Data for processing -
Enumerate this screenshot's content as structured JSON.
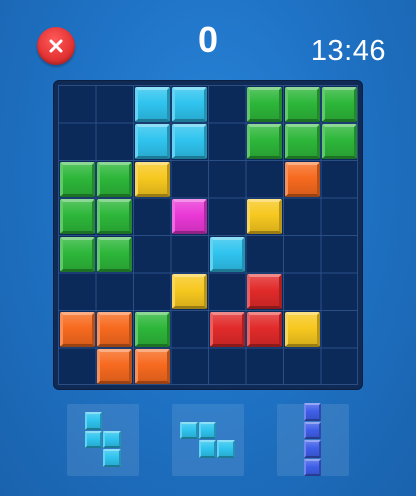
{
  "hud": {
    "score": "0",
    "timer": "13:46",
    "close_icon": "close-icon"
  },
  "colors": {
    "cyan": "#2fc4ef",
    "green": "#2db73a",
    "yellow": "#f7c81f",
    "orange": "#f76a1f",
    "magenta": "#ea38d6",
    "red": "#e22a2a",
    "blue": "#3f5fe8",
    "board_bg": "#0b2a5a",
    "grid_line": "#2b4f85"
  },
  "board": {
    "rows": 8,
    "cols": 8,
    "cells": [
      [
        null,
        null,
        "cyan",
        "cyan",
        null,
        "green",
        "green",
        "green"
      ],
      [
        null,
        null,
        "cyan",
        "cyan",
        null,
        "green",
        "green",
        "green"
      ],
      [
        "green",
        "green",
        "yellow",
        null,
        null,
        null,
        "orange",
        null
      ],
      [
        "green",
        "green",
        null,
        "magenta",
        null,
        "yellow",
        null,
        null
      ],
      [
        "green",
        "green",
        null,
        null,
        "cyan",
        null,
        null,
        null
      ],
      [
        null,
        null,
        null,
        "yellow",
        null,
        "red",
        null,
        null
      ],
      [
        "orange",
        "orange",
        "green",
        null,
        "red",
        "red",
        "yellow",
        null
      ],
      [
        null,
        "orange",
        "orange",
        null,
        null,
        null,
        null,
        null
      ]
    ]
  },
  "tray": [
    {
      "name": "s-piece-vertical",
      "color": "cyan",
      "cells": [
        [
          0,
          0
        ],
        [
          1,
          0
        ],
        [
          1,
          1
        ],
        [
          2,
          1
        ]
      ]
    },
    {
      "name": "z-piece-horizontal",
      "color": "cyan",
      "cells": [
        [
          0,
          0
        ],
        [
          0,
          1
        ],
        [
          1,
          1
        ],
        [
          1,
          2
        ]
      ]
    },
    {
      "name": "i-piece-vertical",
      "color": "blue",
      "cells": [
        [
          0,
          0
        ],
        [
          1,
          0
        ],
        [
          2,
          0
        ],
        [
          3,
          0
        ]
      ]
    }
  ]
}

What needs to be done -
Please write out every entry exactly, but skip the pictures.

Your response -
Enumerate this screenshot's content as structured JSON.
{
  "hud": {
    "score": "0",
    "timer": "13:46",
    "close_icon": "close-icon"
  },
  "colors": {
    "cyan": "#2fc4ef",
    "green": "#2db73a",
    "yellow": "#f7c81f",
    "orange": "#f76a1f",
    "magenta": "#ea38d6",
    "red": "#e22a2a",
    "blue": "#3f5fe8",
    "board_bg": "#0b2a5a",
    "grid_line": "#2b4f85"
  },
  "board": {
    "rows": 8,
    "cols": 8,
    "cells": [
      [
        null,
        null,
        "cyan",
        "cyan",
        null,
        "green",
        "green",
        "green"
      ],
      [
        null,
        null,
        "cyan",
        "cyan",
        null,
        "green",
        "green",
        "green"
      ],
      [
        "green",
        "green",
        "yellow",
        null,
        null,
        null,
        "orange",
        null
      ],
      [
        "green",
        "green",
        null,
        "magenta",
        null,
        "yellow",
        null,
        null
      ],
      [
        "green",
        "green",
        null,
        null,
        "cyan",
        null,
        null,
        null
      ],
      [
        null,
        null,
        null,
        "yellow",
        null,
        "red",
        null,
        null
      ],
      [
        "orange",
        "orange",
        "green",
        null,
        "red",
        "red",
        "yellow",
        null
      ],
      [
        null,
        "orange",
        "orange",
        null,
        null,
        null,
        null,
        null
      ]
    ]
  },
  "tray": [
    {
      "name": "s-piece-vertical",
      "color": "cyan",
      "cells": [
        [
          0,
          0
        ],
        [
          1,
          0
        ],
        [
          1,
          1
        ],
        [
          2,
          1
        ]
      ]
    },
    {
      "name": "z-piece-horizontal",
      "color": "cyan",
      "cells": [
        [
          0,
          0
        ],
        [
          0,
          1
        ],
        [
          1,
          1
        ],
        [
          1,
          2
        ]
      ]
    },
    {
      "name": "i-piece-vertical",
      "color": "blue",
      "cells": [
        [
          0,
          0
        ],
        [
          1,
          0
        ],
        [
          2,
          0
        ],
        [
          3,
          0
        ]
      ]
    }
  ]
}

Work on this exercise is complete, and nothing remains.